What to do: Identify every line in the records below that contains the word "title", and copy each of those lines.

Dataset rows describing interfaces

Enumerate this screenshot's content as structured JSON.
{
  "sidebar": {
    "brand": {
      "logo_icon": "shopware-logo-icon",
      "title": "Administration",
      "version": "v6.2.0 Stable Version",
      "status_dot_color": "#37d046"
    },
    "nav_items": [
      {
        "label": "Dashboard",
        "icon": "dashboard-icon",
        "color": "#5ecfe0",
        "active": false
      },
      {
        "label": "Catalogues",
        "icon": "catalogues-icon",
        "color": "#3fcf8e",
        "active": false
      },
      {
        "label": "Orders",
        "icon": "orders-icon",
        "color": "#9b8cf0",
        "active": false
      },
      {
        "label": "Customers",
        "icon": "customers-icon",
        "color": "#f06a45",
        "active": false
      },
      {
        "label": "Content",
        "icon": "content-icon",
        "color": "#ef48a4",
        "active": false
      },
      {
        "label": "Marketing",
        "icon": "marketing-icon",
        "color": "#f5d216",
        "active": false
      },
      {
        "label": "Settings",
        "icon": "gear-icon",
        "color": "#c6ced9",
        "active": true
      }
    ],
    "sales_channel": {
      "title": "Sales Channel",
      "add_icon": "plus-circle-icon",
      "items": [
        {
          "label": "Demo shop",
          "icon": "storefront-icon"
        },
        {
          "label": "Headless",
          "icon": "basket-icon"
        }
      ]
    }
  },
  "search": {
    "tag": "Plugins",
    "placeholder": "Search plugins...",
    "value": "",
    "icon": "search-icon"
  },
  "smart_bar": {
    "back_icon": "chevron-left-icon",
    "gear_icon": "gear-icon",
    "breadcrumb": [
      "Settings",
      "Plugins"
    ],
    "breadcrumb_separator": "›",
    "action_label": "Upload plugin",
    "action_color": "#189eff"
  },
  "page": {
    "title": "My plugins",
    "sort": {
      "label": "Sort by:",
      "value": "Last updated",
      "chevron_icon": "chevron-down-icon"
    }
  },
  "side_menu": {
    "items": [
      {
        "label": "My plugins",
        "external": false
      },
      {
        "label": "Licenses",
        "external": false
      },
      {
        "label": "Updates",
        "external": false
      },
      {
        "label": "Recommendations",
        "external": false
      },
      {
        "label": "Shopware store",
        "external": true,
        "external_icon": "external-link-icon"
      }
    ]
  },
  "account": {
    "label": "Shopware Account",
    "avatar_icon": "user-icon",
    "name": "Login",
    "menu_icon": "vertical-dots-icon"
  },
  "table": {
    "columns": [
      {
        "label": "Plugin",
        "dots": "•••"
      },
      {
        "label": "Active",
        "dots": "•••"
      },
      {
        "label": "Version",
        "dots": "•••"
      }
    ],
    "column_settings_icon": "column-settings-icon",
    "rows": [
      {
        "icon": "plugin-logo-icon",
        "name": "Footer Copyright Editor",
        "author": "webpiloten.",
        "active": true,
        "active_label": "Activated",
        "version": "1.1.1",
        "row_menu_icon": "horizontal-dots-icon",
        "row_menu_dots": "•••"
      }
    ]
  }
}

Response area:
      "title": "Administration",
      "title": "Sales Channel",
    "title": "My plugins",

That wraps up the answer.